As we enter the fall months, when most Americans just start thinking about maybe paying attention to politics sometime soon, it's important to remember that although the media talks about this year's election as if it were a singular event, the midterm is comprised of hundreds of individual races, many of which will be decided over local issues. The way a race plays out in Texas, for example, may have nothing to do with what happens in Rhode Island.
That's the Democrats' hope, at least, and it's one with a lot of pull among those whose collective judgments we call the conventional wisdom. "All politics is local," as the saying goes — and with President Obama's approval ratings currently hovering near his all-time low, Democrats better hope so. If every race in the midterm turns out to be a referendum on the president, Democrats are going to have a rough time of it. But if they can make it a choice between their candidate and that of the still-unpopular GOP (with Obama nowhere to be seen), they may be able to hold on to the Senate.

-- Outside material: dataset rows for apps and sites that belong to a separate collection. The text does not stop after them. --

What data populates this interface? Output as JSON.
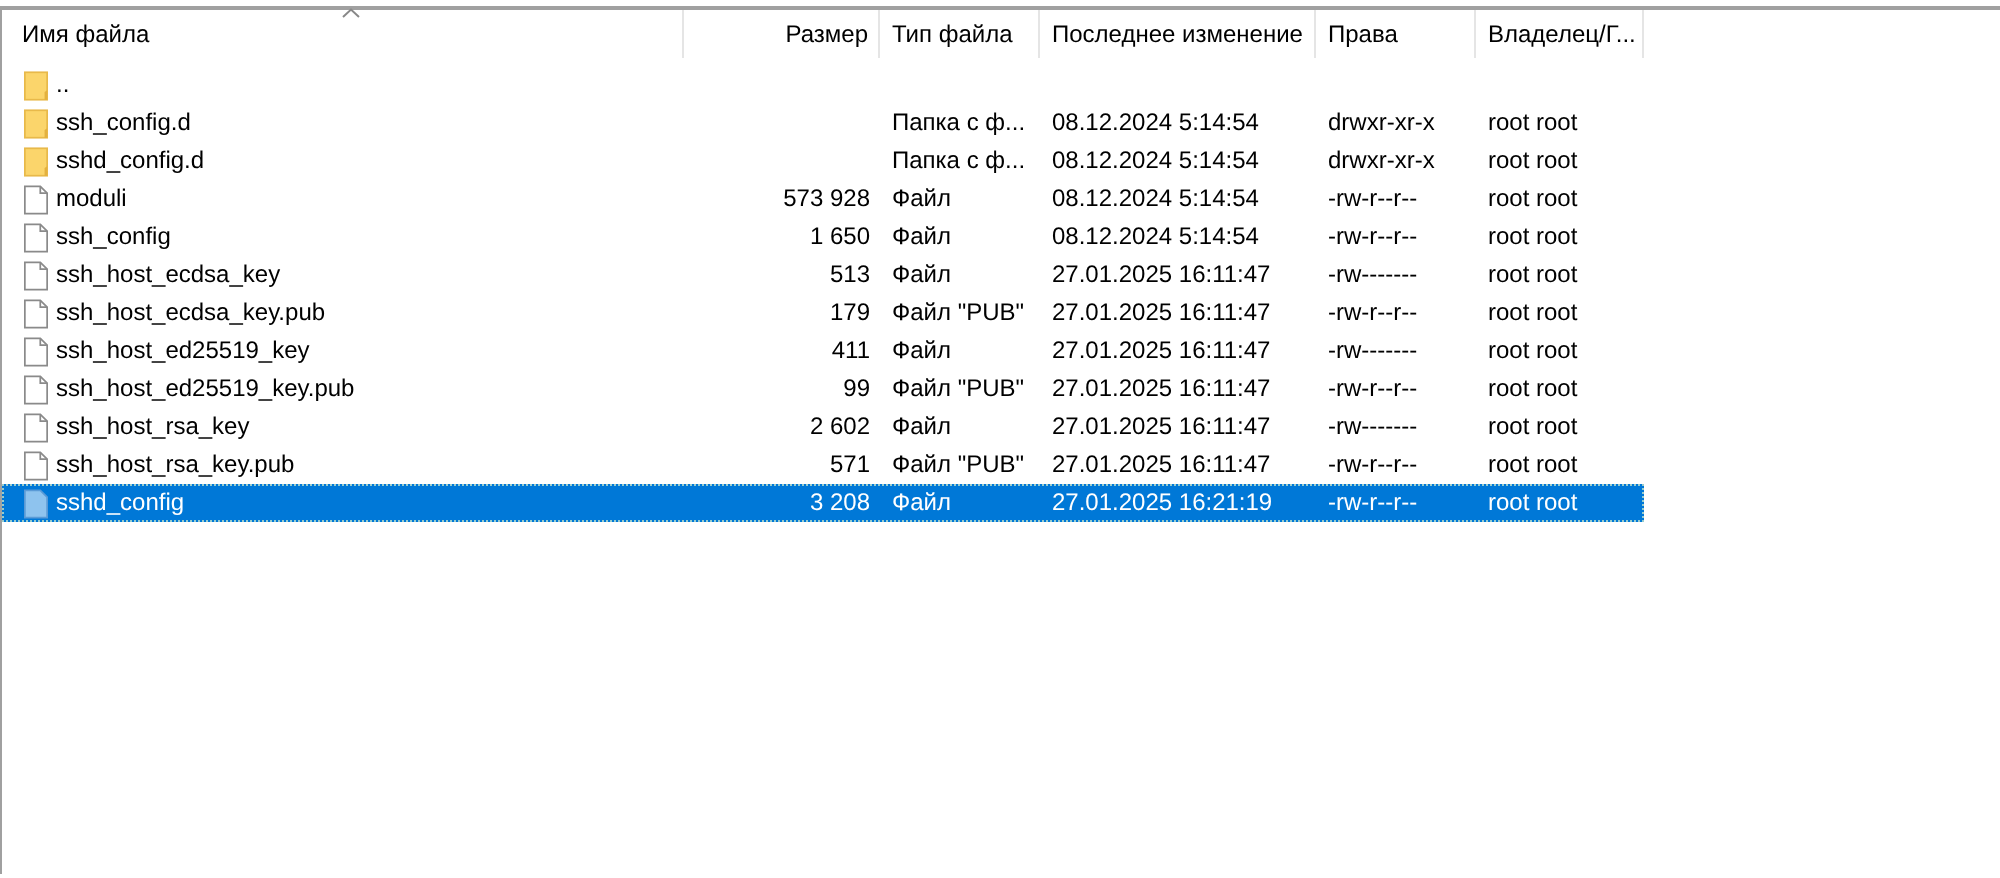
{
  "table": {
    "columns": [
      {
        "label": "Имя файла",
        "sorted": true
      },
      {
        "label": "Размер",
        "sorted": false
      },
      {
        "label": "Тип файла",
        "sorted": false
      },
      {
        "label": "Последнее изменение",
        "sorted": false
      },
      {
        "label": "Права",
        "sorted": false
      },
      {
        "label": "Владелец/Г...",
        "sorted": false
      }
    ],
    "rows": [
      {
        "kind": "folder",
        "name": "..",
        "size": "",
        "type": "",
        "modified": "",
        "rights": "",
        "owner": "",
        "selected": false
      },
      {
        "kind": "folder",
        "name": "ssh_config.d",
        "size": "",
        "type": "Папка с ф...",
        "modified": "08.12.2024 5:14:54",
        "rights": "drwxr-xr-x",
        "owner": "root root",
        "selected": false
      },
      {
        "kind": "folder",
        "name": "sshd_config.d",
        "size": "",
        "type": "Папка с ф...",
        "modified": "08.12.2024 5:14:54",
        "rights": "drwxr-xr-x",
        "owner": "root root",
        "selected": false
      },
      {
        "kind": "file",
        "name": "moduli",
        "size": "573 928",
        "type": "Файл",
        "modified": "08.12.2024 5:14:54",
        "rights": "-rw-r--r--",
        "owner": "root root",
        "selected": false
      },
      {
        "kind": "file",
        "name": "ssh_config",
        "size": "1 650",
        "type": "Файл",
        "modified": "08.12.2024 5:14:54",
        "rights": "-rw-r--r--",
        "owner": "root root",
        "selected": false
      },
      {
        "kind": "file",
        "name": "ssh_host_ecdsa_key",
        "size": "513",
        "type": "Файл",
        "modified": "27.01.2025 16:11:47",
        "rights": "-rw-------",
        "owner": "root root",
        "selected": false
      },
      {
        "kind": "file",
        "name": "ssh_host_ecdsa_key.pub",
        "size": "179",
        "type": "Файл \"PUB\"",
        "modified": "27.01.2025 16:11:47",
        "rights": "-rw-r--r--",
        "owner": "root root",
        "selected": false
      },
      {
        "kind": "file",
        "name": "ssh_host_ed25519_key",
        "size": "411",
        "type": "Файл",
        "modified": "27.01.2025 16:11:47",
        "rights": "-rw-------",
        "owner": "root root",
        "selected": false
      },
      {
        "kind": "file",
        "name": "ssh_host_ed25519_key.pub",
        "size": "99",
        "type": "Файл \"PUB\"",
        "modified": "27.01.2025 16:11:47",
        "rights": "-rw-r--r--",
        "owner": "root root",
        "selected": false
      },
      {
        "kind": "file",
        "name": "ssh_host_rsa_key",
        "size": "2 602",
        "type": "Файл",
        "modified": "27.01.2025 16:11:47",
        "rights": "-rw-------",
        "owner": "root root",
        "selected": false
      },
      {
        "kind": "file",
        "name": "ssh_host_rsa_key.pub",
        "size": "571",
        "type": "Файл \"PUB\"",
        "modified": "27.01.2025 16:11:47",
        "rights": "-rw-r--r--",
        "owner": "root root",
        "selected": false
      },
      {
        "kind": "file",
        "name": "sshd_config",
        "size": "3 208",
        "type": "Файл",
        "modified": "27.01.2025 16:21:19",
        "rights": "-rw-r--r--",
        "owner": "root root",
        "selected": true
      }
    ]
  }
}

Here's the latest news on how Dems are trying to keep the election local, as well as the other recent major happenings in this year's campaign:
- Senate Majority Leader Harry Reid, according to Politico, is doing his damnedest to shield his caucus from having to cast politically unpalatable votes, and although the move is a pretty normal one for a majority leader to make, it's still got Republicans fuming. That's just fine with Reid, however, Politico reports, since he considers himself a much less well-known enemy than Barack Obama, one less likely to inspire GOP voters to organize for the election. "I’m meaningless," Reid told Politico. "People in red states don’t even know who I am.”
- In other Senate news, the Supreme Court of Kansas ruled that Chad Taylor, the one-time Democratic nominee for Senate who has dropped out but whose name Kansas Secretary of State Kris Kobach refused to remove from the ballot, can have his name taken off the ballot in 2014. This is being widely interpreted as a win for Democrats, because the independent candidate, Greg Orman, now standing as incumbent Sen. Pat Roberts' only real rival is polling well and is a former Dem, to boot.
- Nearly as important but less widely covered than the race to control the Senate, the reelection campaigns of governors Scott Walker and Rick Snyder, of Wisconsin and Michigan, respectively, are struggling to persuade voters that their states' economies have truly recovered. National Journal reports that both men, who aggressively tried to push their state to the right during their time in office, are banking that the backlash they've incurred won't be strong enough to overcome their decisive advantage when it comes to fundraising.